Foot and mouth disease (FMD), Rift Valley fever, trichomonosis, Asiatic red water, cryptosporidiosis, E. coli, snotsiekte, rabies, fear of East Coast fever, sheep scab, ram's disease, listeriosis, tuberculosis, African swine fever, bird flu are a few important diseases that the red meat industry were confronted with during the last year or two.

A lot of farmers are not doing what they should, like identifying their animals, controlling movement, vaccinating their animals and demanding vendor declarations when buying animals - buyer beware! As was recently experienced, an auction could be the most dangerous place to buy animals if biosecurity measures are not heeded. All animals should be branded with a registered brand mark and or tattoo, health certificates in place and seller's home address (not post box number), should be available.

Take note that FMD, bovine brucellosis, tuberculosis, Johne's disease, trichomonosis, vibriosis, sheep scab (to name a few diseases) and parasites resistant to certain anti-parasitics are herd and flock diseases. Contact your veterinarian to assess your risk bringing in animals onto your farming unit. As an additional precaution, quarantine animals for at least 28 days.

The main goal now should be to get a Livestock Identification and Traceability System (LITS) in place.

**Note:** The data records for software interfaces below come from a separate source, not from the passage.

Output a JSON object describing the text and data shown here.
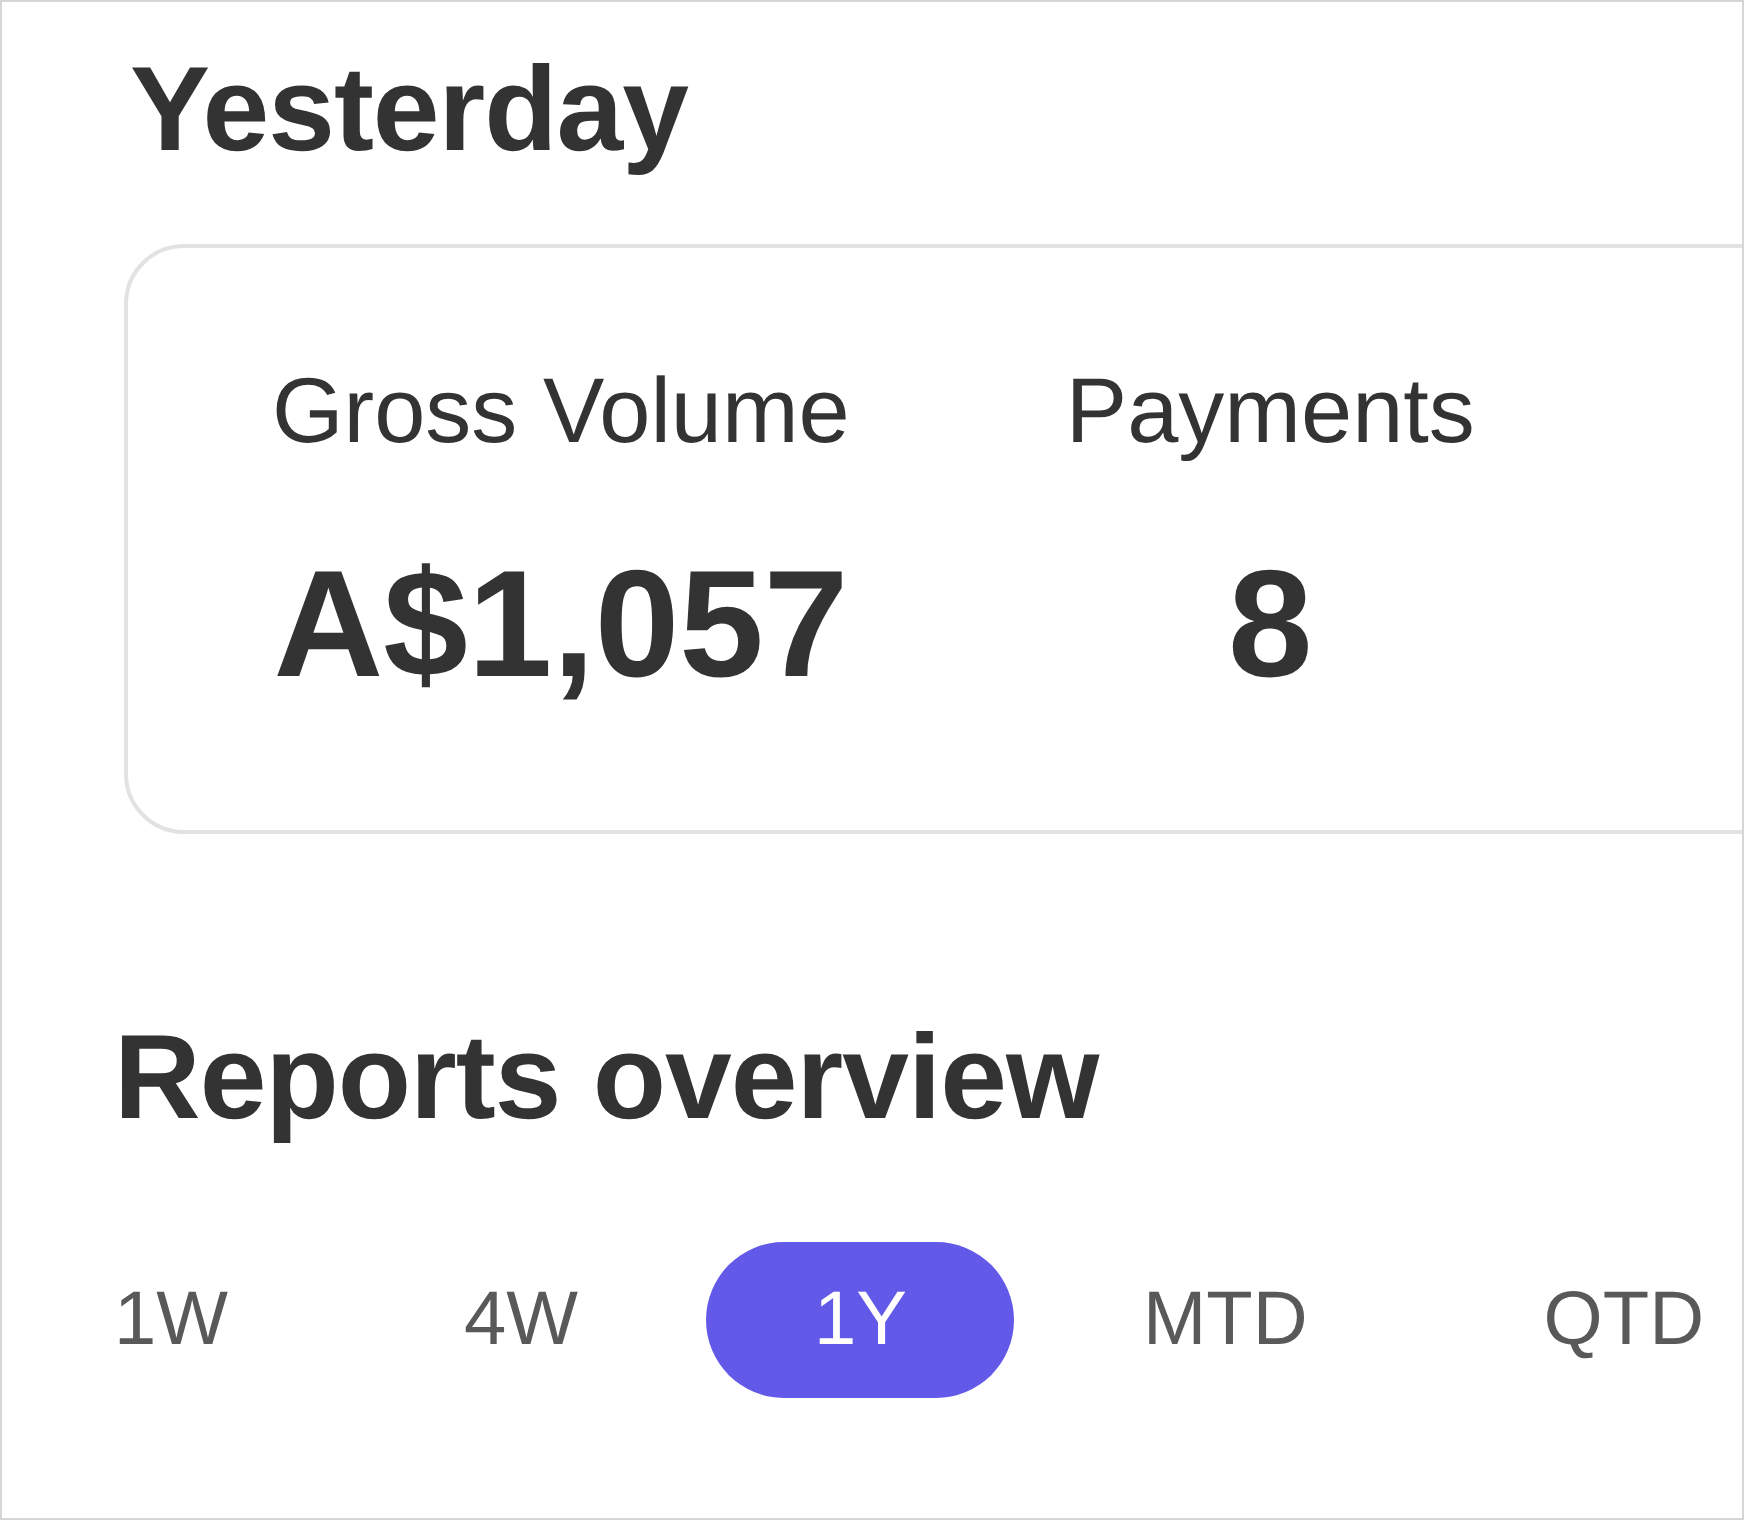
{
  "yesterday": {
    "title": "Yesterday",
    "metrics": [
      {
        "label": "Gross Volume",
        "value": "A$1,057"
      },
      {
        "label": "Payments",
        "value": "8"
      }
    ]
  },
  "reports_overview": {
    "title": "Reports overview",
    "tabs": [
      {
        "label": "1W",
        "selected": false
      },
      {
        "label": "4W",
        "selected": false
      },
      {
        "label": "1Y",
        "selected": true
      },
      {
        "label": "MTD",
        "selected": false
      },
      {
        "label": "QTD",
        "selected": false
      }
    ]
  }
}
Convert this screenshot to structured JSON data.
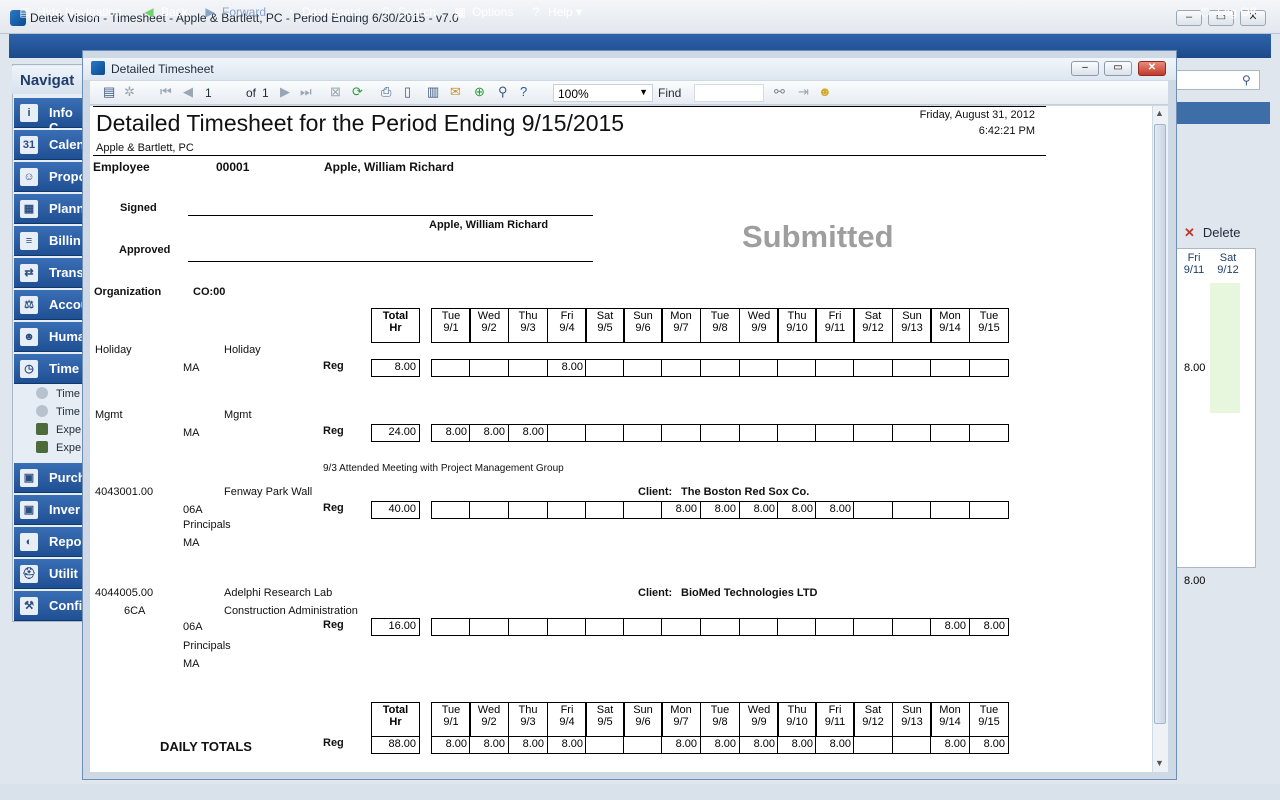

This will enable the industry to establish certain disease-free compartments and help to contain an outbreak within a short time period. In unity lies our strength - join your producer organisation!

What to do to be prepared for future outbreaks.

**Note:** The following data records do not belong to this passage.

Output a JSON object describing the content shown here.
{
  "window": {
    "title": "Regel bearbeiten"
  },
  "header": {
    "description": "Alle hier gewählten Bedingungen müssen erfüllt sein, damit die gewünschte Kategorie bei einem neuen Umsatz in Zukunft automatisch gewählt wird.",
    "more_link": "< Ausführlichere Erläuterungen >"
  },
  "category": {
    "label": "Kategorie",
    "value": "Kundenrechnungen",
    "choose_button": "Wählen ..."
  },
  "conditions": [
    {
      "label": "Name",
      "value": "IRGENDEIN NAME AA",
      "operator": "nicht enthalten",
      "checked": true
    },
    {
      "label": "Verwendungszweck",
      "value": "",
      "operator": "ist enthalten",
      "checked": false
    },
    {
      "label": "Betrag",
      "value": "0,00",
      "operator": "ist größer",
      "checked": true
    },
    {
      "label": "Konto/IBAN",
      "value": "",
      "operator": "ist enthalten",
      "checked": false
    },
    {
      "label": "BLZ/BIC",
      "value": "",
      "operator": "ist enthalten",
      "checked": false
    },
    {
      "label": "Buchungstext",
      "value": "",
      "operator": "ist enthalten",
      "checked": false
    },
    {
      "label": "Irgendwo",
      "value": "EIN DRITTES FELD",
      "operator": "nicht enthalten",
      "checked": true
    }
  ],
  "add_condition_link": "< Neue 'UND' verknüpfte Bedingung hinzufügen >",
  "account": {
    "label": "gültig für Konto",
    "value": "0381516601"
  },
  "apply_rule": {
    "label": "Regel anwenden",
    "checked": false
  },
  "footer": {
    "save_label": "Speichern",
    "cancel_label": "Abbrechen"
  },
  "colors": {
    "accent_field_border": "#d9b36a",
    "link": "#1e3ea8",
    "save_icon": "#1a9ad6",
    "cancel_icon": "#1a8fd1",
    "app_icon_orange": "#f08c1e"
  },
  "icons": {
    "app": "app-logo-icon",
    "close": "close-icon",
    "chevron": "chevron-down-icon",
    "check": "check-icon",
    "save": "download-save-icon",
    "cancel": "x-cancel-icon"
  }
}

Follow these biosecurity guidelines:

During an FMD outbreak it is the producer's responsibility to keep their animals from getting infected.
Although FMD does not pose a food safety or public health concern it has a major impact on animal health and international trade.
Each commercial farm should appoint a biosecurity manager.
A written biosecurity plan is a basic requirement.
Development of a plan must be done by the biosecurity manager with assistance from a veterinarian.
The biosecurity plan must include a line of separation/demarcation of the biosecurity area.
Train all personnel in biosecurity principles at least annually.
Access points to the area must be identified and demarcated clearly.
A loading site must be identified away from animals.
A cleaning and disinfection station needs to be made available and should be away from any animals and a SOP for cleaning of all vehicles entering the biosecurity area must be adhered to.
Parking areas away from animal areas must be provided.
Vehicle movement pathways must be mapped.
Draw up a map demarcating all these areas.
The control boundary should always be respected and identified to all personnel.
No access of vehicles or personnel to the bio-secure area unless via proper decontamination protocols. People with any suspected contact with infected animals (or having been in an affected area) should stay away from "clean animals for at least a week.
Access points should be respected, well demarcated and procedures of access described. Animals arriving on the farm should only be directly from a guaranteed healthy herd accompanied by signed and dated veterinary health certificates.
Personnel entering the bio-secure area should shower and change clothing before entering the area.
Logbooks of all persons, vehicles, equipment etc. entering or leaving the bio-secure area should be kept.
No entry of persons, vehicles or products should be allowed if not expressly permitted by the biosecurity officer.
Feed brought into the bio-secure area should only be from sources determined by the biosecurity manager.
For extra security cattle should be quarantined at least 100 meters for 21 days away from the herd.
There will be absolutely no contact with the herd either directly or indirectly.
They should only be introduced after clinical (and preferably serological) evaluation.
It is now the time that we take ownership of our own industry.